▶ _Data in this exercise_:

+++

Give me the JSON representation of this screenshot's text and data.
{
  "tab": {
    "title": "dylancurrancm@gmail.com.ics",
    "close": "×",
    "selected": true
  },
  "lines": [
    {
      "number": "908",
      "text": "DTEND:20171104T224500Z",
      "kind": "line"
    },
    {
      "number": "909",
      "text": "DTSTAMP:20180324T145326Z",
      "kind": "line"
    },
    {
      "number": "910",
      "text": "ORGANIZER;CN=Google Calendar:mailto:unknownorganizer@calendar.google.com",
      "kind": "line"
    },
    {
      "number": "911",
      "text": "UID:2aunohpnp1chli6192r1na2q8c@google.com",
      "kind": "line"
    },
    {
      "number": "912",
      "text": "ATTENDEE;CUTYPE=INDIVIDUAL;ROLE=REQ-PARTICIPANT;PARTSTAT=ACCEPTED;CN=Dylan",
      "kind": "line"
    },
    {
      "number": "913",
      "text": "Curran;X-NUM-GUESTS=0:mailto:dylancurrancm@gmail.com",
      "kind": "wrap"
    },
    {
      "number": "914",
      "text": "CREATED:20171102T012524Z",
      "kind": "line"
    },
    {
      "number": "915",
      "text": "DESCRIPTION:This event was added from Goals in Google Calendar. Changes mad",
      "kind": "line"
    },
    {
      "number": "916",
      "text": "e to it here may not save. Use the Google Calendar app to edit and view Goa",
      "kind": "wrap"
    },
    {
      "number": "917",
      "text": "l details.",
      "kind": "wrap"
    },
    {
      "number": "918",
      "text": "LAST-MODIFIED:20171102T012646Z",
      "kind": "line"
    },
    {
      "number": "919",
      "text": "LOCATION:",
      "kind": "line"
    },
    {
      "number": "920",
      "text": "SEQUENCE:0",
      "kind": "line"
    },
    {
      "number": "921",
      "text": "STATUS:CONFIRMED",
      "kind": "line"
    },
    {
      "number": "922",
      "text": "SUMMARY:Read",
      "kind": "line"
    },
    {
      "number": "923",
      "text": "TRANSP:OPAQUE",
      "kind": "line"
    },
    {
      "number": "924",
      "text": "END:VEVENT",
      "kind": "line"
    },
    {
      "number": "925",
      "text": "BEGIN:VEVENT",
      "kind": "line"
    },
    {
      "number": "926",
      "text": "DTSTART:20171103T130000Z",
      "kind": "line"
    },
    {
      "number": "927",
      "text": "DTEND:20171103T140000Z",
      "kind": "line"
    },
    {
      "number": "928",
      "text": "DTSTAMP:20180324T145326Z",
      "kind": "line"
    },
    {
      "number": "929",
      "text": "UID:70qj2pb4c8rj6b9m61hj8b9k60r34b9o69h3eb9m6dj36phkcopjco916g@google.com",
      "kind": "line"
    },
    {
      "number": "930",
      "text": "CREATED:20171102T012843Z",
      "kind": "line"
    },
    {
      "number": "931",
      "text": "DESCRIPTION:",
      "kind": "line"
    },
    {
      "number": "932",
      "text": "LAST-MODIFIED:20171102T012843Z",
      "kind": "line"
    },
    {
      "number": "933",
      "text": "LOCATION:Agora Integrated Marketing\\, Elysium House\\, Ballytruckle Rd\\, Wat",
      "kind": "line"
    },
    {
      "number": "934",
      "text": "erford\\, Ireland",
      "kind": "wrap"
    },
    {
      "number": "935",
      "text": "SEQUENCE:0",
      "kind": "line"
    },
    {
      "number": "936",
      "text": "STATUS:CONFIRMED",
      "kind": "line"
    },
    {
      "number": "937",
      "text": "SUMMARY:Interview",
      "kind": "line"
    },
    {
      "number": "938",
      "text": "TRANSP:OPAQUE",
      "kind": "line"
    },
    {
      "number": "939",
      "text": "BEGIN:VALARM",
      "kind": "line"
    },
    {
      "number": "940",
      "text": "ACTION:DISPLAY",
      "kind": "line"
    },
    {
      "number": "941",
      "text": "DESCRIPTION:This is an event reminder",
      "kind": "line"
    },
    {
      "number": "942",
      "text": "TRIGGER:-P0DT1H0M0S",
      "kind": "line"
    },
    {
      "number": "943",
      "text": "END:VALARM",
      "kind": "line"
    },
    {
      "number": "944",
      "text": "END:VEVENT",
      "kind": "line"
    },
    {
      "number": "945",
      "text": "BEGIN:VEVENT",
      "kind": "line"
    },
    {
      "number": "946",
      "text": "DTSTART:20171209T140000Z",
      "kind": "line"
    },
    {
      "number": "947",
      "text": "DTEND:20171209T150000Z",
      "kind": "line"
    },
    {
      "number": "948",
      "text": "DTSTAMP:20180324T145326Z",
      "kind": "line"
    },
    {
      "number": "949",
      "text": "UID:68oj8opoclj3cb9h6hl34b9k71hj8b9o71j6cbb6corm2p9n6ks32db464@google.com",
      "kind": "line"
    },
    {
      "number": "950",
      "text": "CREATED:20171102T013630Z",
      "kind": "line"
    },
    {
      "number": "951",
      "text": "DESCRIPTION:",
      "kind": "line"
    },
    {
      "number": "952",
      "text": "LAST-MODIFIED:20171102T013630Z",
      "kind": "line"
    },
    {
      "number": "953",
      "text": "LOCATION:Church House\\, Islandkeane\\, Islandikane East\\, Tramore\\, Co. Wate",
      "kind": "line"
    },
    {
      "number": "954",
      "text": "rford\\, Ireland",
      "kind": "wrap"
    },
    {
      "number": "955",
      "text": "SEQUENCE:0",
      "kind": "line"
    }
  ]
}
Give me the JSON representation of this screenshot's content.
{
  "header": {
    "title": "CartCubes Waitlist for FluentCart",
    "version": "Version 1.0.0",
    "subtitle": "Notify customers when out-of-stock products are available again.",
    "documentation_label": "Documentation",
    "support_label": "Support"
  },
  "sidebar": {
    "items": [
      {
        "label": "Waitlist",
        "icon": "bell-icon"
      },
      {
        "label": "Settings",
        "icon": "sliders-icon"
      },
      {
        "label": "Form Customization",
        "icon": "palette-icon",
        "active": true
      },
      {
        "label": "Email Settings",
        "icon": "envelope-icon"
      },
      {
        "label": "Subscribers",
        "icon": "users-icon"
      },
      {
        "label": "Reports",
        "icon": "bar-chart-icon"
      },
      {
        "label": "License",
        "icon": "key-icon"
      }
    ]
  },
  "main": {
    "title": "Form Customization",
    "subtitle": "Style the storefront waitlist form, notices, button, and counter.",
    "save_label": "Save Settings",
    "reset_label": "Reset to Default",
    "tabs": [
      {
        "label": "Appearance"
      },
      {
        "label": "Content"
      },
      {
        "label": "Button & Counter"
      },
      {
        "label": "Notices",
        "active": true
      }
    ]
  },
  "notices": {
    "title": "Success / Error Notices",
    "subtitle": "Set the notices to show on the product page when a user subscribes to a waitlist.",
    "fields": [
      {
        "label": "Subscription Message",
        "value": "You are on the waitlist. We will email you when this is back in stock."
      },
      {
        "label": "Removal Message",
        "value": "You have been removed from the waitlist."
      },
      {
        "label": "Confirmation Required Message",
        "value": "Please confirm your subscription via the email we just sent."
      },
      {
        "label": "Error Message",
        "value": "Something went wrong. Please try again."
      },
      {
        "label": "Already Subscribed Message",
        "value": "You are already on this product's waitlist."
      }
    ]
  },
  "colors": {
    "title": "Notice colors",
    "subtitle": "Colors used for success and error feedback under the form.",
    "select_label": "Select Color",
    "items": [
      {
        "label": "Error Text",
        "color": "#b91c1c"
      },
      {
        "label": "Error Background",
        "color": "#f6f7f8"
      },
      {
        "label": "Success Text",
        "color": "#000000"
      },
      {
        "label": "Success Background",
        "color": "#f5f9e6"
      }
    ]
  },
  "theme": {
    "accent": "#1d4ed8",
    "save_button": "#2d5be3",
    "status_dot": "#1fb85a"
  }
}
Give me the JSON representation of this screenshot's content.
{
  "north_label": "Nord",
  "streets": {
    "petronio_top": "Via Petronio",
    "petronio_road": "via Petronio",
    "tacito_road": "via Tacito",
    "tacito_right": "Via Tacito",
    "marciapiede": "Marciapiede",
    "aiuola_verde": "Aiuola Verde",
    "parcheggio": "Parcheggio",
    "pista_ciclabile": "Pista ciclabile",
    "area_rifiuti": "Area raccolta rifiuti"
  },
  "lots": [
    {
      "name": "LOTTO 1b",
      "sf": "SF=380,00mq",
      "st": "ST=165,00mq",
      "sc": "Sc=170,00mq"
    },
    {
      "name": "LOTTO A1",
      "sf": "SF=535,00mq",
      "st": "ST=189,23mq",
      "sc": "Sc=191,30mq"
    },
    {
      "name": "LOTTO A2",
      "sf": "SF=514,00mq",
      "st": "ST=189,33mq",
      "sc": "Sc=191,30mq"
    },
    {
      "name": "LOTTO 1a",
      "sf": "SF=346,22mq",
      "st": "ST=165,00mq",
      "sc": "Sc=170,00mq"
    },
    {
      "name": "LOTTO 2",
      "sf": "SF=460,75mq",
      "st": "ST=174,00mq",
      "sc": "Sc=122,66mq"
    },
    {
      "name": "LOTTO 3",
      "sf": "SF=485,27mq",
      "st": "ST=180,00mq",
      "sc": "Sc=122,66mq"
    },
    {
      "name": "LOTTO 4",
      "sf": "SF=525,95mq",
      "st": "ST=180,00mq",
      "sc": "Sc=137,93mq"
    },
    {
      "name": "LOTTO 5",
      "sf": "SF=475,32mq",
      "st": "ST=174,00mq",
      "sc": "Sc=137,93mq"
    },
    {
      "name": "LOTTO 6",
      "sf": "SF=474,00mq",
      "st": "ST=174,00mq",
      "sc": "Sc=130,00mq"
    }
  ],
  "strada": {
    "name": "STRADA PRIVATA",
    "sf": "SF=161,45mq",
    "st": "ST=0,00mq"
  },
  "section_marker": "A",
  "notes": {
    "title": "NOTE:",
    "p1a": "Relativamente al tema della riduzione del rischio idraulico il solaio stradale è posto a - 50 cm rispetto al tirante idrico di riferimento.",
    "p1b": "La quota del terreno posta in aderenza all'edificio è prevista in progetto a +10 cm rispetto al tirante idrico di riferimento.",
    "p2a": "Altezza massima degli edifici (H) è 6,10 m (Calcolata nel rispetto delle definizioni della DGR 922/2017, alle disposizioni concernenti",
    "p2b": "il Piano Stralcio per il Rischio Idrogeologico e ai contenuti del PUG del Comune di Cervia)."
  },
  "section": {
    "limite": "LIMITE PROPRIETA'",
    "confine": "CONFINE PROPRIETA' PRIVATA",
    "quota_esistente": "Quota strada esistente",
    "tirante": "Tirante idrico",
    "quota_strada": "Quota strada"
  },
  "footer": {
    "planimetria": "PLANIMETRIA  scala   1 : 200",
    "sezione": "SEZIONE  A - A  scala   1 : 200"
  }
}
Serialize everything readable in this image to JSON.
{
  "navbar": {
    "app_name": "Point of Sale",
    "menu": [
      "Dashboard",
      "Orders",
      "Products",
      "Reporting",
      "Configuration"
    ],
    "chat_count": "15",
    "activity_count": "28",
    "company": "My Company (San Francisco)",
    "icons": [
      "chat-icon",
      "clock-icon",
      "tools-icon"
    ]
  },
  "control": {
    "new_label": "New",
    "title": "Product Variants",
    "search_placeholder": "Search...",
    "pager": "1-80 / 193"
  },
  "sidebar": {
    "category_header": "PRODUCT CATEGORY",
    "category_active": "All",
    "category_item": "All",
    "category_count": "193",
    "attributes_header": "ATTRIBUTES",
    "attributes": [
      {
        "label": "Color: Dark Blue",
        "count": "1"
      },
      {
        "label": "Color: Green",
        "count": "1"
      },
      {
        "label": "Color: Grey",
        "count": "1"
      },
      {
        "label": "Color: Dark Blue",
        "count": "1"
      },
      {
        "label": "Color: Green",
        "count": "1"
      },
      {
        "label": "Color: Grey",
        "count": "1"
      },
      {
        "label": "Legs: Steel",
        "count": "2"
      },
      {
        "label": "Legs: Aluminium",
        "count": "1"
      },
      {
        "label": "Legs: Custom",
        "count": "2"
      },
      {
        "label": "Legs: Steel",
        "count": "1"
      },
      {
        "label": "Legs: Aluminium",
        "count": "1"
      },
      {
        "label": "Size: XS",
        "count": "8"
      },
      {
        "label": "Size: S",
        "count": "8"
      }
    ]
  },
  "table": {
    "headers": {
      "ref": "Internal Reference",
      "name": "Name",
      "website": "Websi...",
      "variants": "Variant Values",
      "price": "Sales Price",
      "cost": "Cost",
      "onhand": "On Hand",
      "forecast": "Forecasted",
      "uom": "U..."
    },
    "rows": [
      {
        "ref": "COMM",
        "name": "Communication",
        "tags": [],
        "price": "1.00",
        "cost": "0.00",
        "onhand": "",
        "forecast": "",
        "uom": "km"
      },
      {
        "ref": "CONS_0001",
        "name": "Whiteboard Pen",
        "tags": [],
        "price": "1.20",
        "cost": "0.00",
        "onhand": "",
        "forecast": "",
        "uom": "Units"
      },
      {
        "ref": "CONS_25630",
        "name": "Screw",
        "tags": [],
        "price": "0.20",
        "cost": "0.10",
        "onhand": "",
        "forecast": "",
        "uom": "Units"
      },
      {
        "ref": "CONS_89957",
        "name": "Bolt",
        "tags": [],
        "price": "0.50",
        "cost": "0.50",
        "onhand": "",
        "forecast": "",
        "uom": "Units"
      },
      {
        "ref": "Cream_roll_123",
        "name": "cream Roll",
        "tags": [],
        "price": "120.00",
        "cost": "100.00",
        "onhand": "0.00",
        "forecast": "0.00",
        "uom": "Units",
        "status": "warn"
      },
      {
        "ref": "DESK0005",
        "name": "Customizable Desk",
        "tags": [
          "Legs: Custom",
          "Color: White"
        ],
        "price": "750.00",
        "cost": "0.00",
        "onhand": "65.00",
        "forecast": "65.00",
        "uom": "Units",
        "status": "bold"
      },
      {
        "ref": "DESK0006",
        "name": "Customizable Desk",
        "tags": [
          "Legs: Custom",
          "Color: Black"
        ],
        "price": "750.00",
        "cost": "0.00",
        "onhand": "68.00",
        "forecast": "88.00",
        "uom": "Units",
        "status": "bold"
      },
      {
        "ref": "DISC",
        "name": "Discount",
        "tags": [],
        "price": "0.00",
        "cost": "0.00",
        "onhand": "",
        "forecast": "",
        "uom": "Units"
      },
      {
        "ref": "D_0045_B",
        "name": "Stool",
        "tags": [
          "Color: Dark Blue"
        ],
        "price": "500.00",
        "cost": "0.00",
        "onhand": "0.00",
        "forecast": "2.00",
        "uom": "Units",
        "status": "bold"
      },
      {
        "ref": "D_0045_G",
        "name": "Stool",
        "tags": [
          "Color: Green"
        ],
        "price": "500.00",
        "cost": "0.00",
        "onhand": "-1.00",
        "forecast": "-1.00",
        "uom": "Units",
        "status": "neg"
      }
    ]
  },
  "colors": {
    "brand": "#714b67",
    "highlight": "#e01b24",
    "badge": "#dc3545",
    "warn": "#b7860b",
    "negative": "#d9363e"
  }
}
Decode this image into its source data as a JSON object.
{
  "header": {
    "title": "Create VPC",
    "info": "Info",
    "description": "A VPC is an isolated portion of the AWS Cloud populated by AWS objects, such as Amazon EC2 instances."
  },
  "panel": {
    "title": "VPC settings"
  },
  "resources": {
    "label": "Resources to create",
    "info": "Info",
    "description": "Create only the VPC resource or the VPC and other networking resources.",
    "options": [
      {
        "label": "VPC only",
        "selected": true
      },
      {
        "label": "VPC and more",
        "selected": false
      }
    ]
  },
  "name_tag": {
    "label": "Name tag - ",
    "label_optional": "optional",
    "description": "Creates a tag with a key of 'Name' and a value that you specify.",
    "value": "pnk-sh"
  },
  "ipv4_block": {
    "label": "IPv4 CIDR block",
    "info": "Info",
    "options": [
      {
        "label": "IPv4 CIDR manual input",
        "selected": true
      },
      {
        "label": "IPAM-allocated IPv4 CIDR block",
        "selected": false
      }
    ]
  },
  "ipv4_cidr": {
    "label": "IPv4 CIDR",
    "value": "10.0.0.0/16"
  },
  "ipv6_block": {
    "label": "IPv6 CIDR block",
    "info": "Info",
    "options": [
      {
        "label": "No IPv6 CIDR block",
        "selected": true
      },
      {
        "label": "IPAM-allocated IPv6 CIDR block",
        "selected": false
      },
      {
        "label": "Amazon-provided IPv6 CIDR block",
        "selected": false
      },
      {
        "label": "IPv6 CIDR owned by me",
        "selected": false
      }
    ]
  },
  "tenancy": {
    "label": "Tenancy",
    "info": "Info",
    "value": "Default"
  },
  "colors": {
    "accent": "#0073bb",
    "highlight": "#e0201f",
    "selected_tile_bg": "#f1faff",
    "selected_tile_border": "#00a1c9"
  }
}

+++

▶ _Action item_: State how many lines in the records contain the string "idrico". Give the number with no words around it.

▶ _Response below_: 3